a close race among several candidates if your favorite isn't among the top
three contenders with near equal chances, you may want to give the top to
slots on your ballot to your preferred among the top three contenders.

To be more specific, suppose that A,B, and C are approximately equal in
the polls, and way ahead of everybody else including your favorite F, and
that your true preference order is

F>A>B>...>>C

Wouldn't it be better strategy to vote

A>B>F>... ?

Forest

On Thu, 31 Oct 2002, Alex Small wrote:

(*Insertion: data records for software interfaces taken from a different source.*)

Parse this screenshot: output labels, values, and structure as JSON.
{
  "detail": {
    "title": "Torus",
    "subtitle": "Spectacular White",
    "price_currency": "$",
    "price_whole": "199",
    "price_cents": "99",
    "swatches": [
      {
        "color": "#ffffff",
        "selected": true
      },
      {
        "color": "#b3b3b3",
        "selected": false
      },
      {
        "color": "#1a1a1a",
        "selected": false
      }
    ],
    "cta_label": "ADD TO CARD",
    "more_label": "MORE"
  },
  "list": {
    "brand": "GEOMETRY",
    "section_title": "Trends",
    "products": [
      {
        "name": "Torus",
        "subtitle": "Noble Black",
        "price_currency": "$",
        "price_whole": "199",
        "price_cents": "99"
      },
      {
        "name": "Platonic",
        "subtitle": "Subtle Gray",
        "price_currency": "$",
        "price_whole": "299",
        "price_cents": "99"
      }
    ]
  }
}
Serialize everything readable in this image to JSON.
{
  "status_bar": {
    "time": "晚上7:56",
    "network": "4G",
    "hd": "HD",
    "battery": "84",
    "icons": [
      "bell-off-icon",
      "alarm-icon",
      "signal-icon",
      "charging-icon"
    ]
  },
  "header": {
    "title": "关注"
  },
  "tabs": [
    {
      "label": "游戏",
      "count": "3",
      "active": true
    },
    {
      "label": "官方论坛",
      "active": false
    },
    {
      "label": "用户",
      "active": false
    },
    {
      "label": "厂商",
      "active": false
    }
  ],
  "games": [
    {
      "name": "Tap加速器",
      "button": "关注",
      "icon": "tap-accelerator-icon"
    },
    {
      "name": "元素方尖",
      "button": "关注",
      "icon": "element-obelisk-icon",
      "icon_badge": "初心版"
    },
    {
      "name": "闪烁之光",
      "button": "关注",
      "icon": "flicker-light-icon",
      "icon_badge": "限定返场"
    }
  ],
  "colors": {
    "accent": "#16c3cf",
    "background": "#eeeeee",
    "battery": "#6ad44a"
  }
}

> I just figured out a ranked method that sort of satisfies strong FBC:
>
> Any positional method that assigns equal points to your first and second
> choices satisfies Strong FBC.  By positional method I mean any method that
> assigns points to candidates based on rankings, and the candidate with the
> most points wins.
>
> Plurality is a positional method that gives 1 point to your favorite and
> zero to all others.  Borda gives zero to your bottom choice, 1 to your
> second-last, 2 to the next higher choice, etc.
>
> So, a method that assigns one point each to your favorite and second
> favorites and zero to all lower choices in races with 3+ candidates (and
> is defined to be plurality in 2-way races) will satisfy strong FBC.  This
> isn't a very satisfying answer on strong FBC, since it essentially treats
> your first and second choices equally.  However, formally it is a ranked
> method that satisfies strong FBC.
>
> If you want something more satisfying, I can think of two paths.
>
> 1)  Define "Stronger FBC":  Regular FBC with the added condition that
> "There will exist situations in which a different result is obtained if
> all voters interchange their first and second choices."  A method that
> gives 1 point each to your first and second choices, and zero to all
> others, does not satisfy this.
>
> 2)  Ask if strong FBC is compatible with the majority criterion:  If a
> candidate is the first choice of a majority of the voters then he will
> win.
>
>
> That's all for now, folks.  I don't know that I want to continue on this
> quest.
>
>
>
>
> Alex
>
>
> ----